Yesterday night, I finished the first draft of a short story called Dream Job. Most of the time, I submit new short stories to various magazines first before e-publishing them myself (all but two of my e-books are backlist stories). However, this story was specifically written to fill a gap in an upcoming collection of themed short stories from Pegasus Pulp, so it goes straight to the e-press.
And now for a new genre dust-up: We’ve had the conflict of interest upset at the British Fantasy Awards and now we have a conflict of interest uproar in the online romance world.
Basically what happened is this: Big name romance reviewer Mrs. Giggles found out that another big name romance reviewer, Sarah Wendell, one half of the Smart Bitches, Trashy Books site, is also a partner in a marketing and promotions company called Simple Progress, whose client list includes several high profile romance authors. Mrs Giggles as well as erotic romance author Emily Veinglory smell a potential conflict of interest. Sarah Wendell responds here. Most likely, this whole kerfuffle was kicked off by this interview between Sarah Wendell and romance writer/academic Jennifer Crusie, in which Jennifer Crusie mentions that Sarah Wendell is running a consulting business with Jennifer Crusie’s daughter Mollie Smith.

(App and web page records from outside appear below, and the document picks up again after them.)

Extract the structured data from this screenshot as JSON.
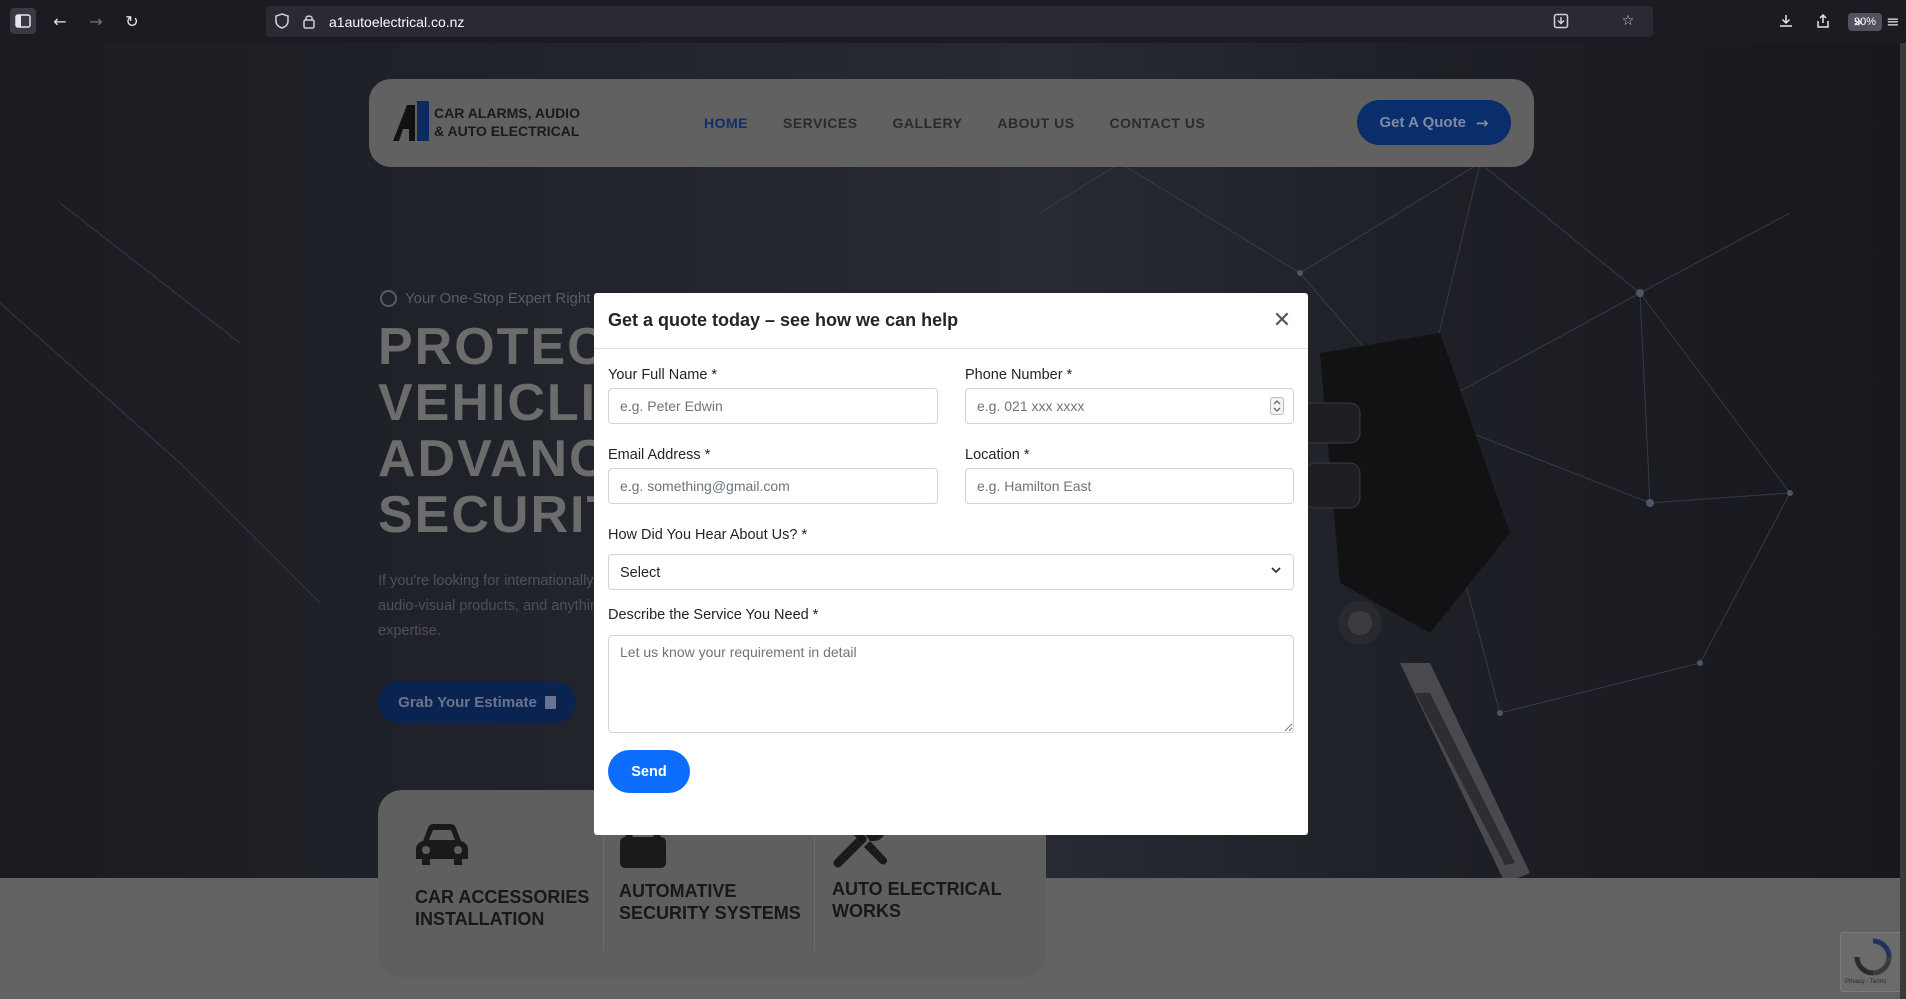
{
  "browser": {
    "url": "a1autoelectrical.co.nz",
    "zoom": "90%",
    "icons": [
      "sidebar-icon",
      "back-icon",
      "forward-icon",
      "reload-icon",
      "shield-icon",
      "lock-icon",
      "reader-download-icon",
      "star-icon",
      "download-icon",
      "share-icon",
      "overflow-icon",
      "menu-icon"
    ]
  },
  "nav": {
    "logo_line1": "CAR ALARMS, AUDIO",
    "logo_line2": "& AUTO ELECTRICAL",
    "links": [
      "HOME",
      "SERVICES",
      "GALLERY",
      "ABOUT US",
      "CONTACT US"
    ],
    "active_link": "HOME",
    "quote_button": "Get A Quote"
  },
  "hero": {
    "tagline": "Your One-Stop Expert Right H",
    "title_lines": [
      "PROTEC",
      "VEHICLI",
      "ADVANC",
      "SECURIT"
    ],
    "description": "If you're looking for internationally audio-visual products, and anythin expertise.",
    "estimate_button": "Grab Your Estimate"
  },
  "cards": [
    {
      "icon": "car-icon",
      "line1": "CAR ACCESSORIES",
      "line2": "INSTALLATION"
    },
    {
      "icon": "lock-icon",
      "line1": "AUTOMATIVE",
      "line2": "SECURITY SYSTEMS"
    },
    {
      "icon": "tools-icon",
      "line1": "AUTO ELECTRICAL",
      "line2": "WORKS"
    }
  ],
  "recaptcha": {
    "text": "Privacy - Terms"
  },
  "modal": {
    "title": "Get a quote today – see how we can help",
    "full_name": {
      "label": "Your Full Name *",
      "placeholder": "e.g. Peter Edwin"
    },
    "phone": {
      "label": "Phone Number *",
      "placeholder": "e.g. 021 xxx xxxx"
    },
    "email": {
      "label": "Email Address *",
      "placeholder": "e.g. something@gmail.com"
    },
    "location": {
      "label": "Location *",
      "placeholder": "e.g. Hamilton East"
    },
    "hear_about": {
      "label": "How Did You Hear About Us? *",
      "value": "Select"
    },
    "service": {
      "label": "Describe the Service You Need *",
      "placeholder": "Let us know your requirement in detail"
    },
    "send_button": "Send"
  },
  "colors": {
    "modal_primary": "#0d6efd",
    "brand_navy": "#0a2e6b",
    "overlay_bg": "#1b1b1f"
  }
}
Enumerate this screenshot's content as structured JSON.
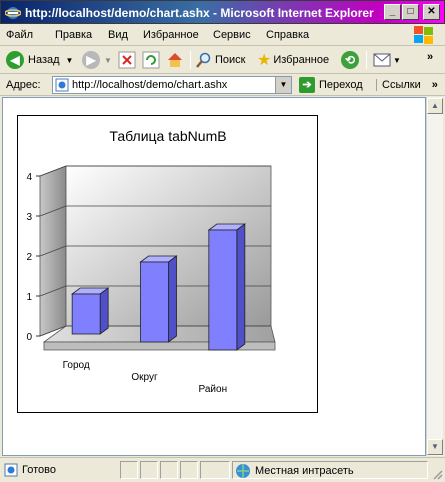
{
  "window": {
    "title": "http://localhost/demo/chart.ashx - Microsoft Internet Explorer",
    "controls": {
      "minimize": "_",
      "maximize": "□",
      "close": "✕"
    }
  },
  "menu": {
    "items": [
      "Файл",
      "Правка",
      "Вид",
      "Избранное",
      "Сервис",
      "Справка"
    ]
  },
  "toolbar": {
    "back_label": "Назад",
    "search_label": "Поиск",
    "favorites_label": "Избранное",
    "overflow": "»"
  },
  "address": {
    "label": "Адрес:",
    "url": "http://localhost/demo/chart.ashx",
    "go_label": "Переход",
    "links_label": "Ссылки",
    "links_overflow": "»"
  },
  "status": {
    "ready": "Готово",
    "zone": "Местная интрасеть"
  },
  "chart_data": {
    "type": "bar",
    "title": "Таблица tabNumB",
    "categories": [
      "Город",
      "Округ",
      "Район"
    ],
    "values": [
      1,
      2,
      3
    ],
    "ylim": [
      0,
      4
    ],
    "yticks": [
      0,
      1,
      2,
      3,
      4
    ],
    "xlabel": "",
    "ylabel": "",
    "legend": "none",
    "grid": true,
    "style": "3d",
    "bar_color": "#8080FF"
  }
}
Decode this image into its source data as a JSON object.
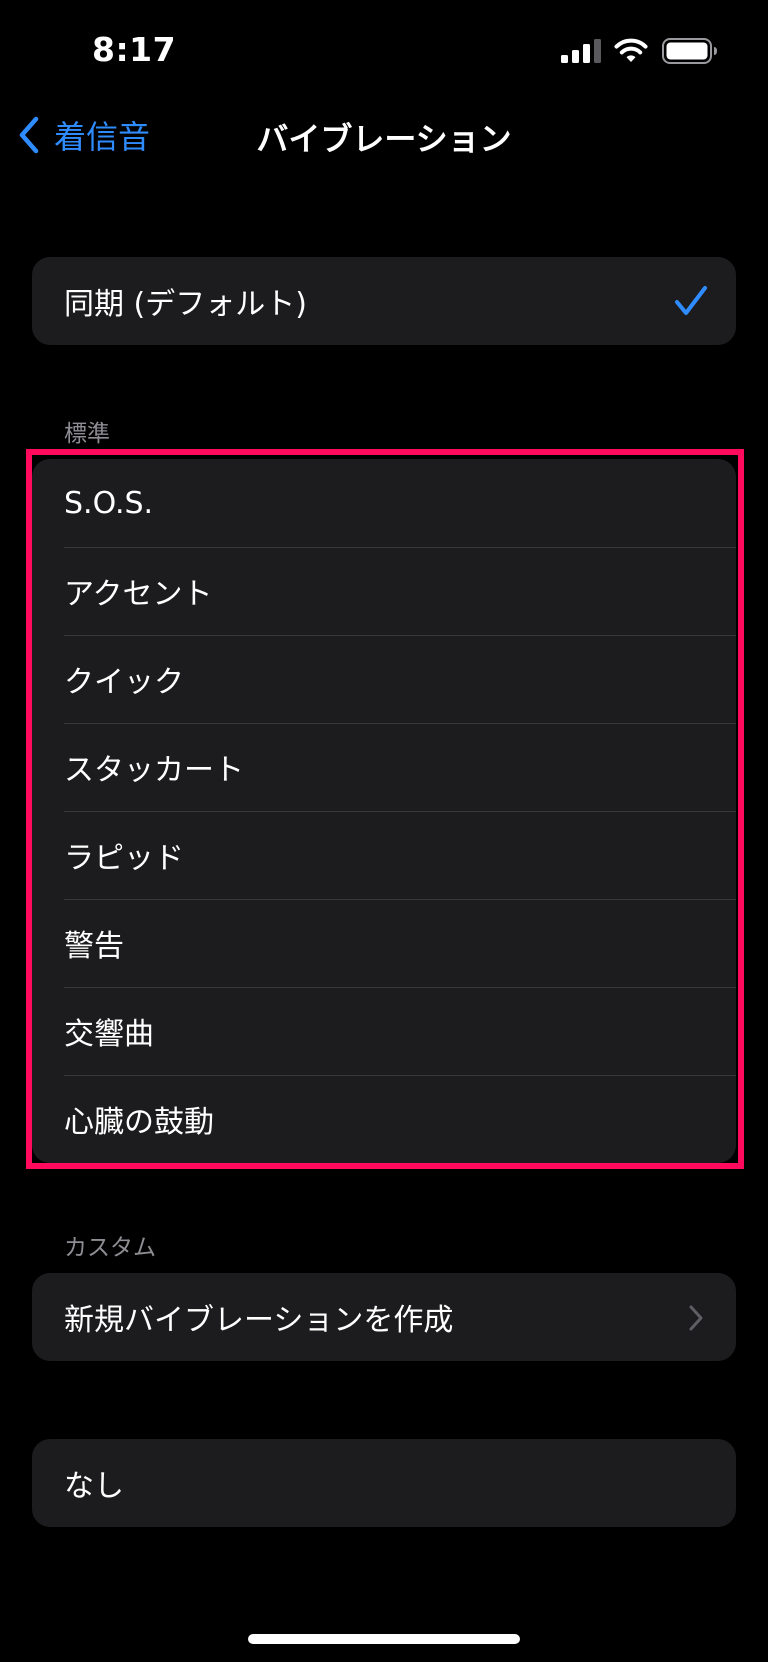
{
  "status_bar": {
    "time": "8:17"
  },
  "nav": {
    "back_label": "着信音",
    "title": "バイブレーション"
  },
  "default_section": {
    "items": [
      {
        "label": "同期 (デフォルト)",
        "selected": true
      }
    ]
  },
  "standard_section": {
    "header": "標準",
    "items": [
      {
        "label": "S.O.S."
      },
      {
        "label": "アクセント"
      },
      {
        "label": "クイック"
      },
      {
        "label": "スタッカート"
      },
      {
        "label": "ラピッド"
      },
      {
        "label": "警告"
      },
      {
        "label": "交響曲"
      },
      {
        "label": "心臓の鼓動"
      }
    ]
  },
  "custom_section": {
    "header": "カスタム",
    "items": [
      {
        "label": "新規バイブレーションを作成"
      }
    ]
  },
  "none_section": {
    "items": [
      {
        "label": "なし"
      }
    ]
  },
  "colors": {
    "background": "#000000",
    "cell": "#1c1c1e",
    "accent": "#2f8cff",
    "highlight": "#ff0a5c",
    "secondary_text": "#8d8d93"
  },
  "icons": {
    "back": "chevron-left-icon",
    "selected": "checkmark-icon",
    "disclosure": "chevron-right-icon",
    "signal": "cellular-signal-icon",
    "wifi": "wifi-icon",
    "battery": "battery-icon"
  }
}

Is there a potential conflict of interest? Yes, though it is worth noting that almost all reviews posted at Smart Bitches, Trashy Books these days are by third party reviewers. Besides, the lines between bloggers, journalists, reviewers, authors, PR people, (self-)publishers are getting increasingly blurry and online genre communities are usually fairly small, though the romance community is one of the larger ones out there. Besides, it’s not as if these potential conflicts of interest are rare. Lev Grossman is both a reviewer for Time magazine and an SFF writer. Jeff Vandermeer is an author, anthology editor, indie publisher and reviewer for Amazon’s Omnivoracious blog as well as the Washington Post, while his wife Ann used to be editor of Weird Tales. There are plenty of other examples of such potential conflicts of interest. And as long as these relationships are laid open and everybody knows what’s going on, the reader can make up his or her own mind whether to trust a reviewer or not.
A few weeks ago, I predicted that many viewers would be less enchanted with the second season of Downton Abbey (though why they ever were enchanted in the first place remains a mystery to me), since the second season is set during World War I, i.e. a period that is not exactly glamourous. Seems I was right, for this article from the Guardian complains that Downton Abbey isn’t as good as it used to be and that the World War I plotlines had upset the cozy show a lot of people enjoyed.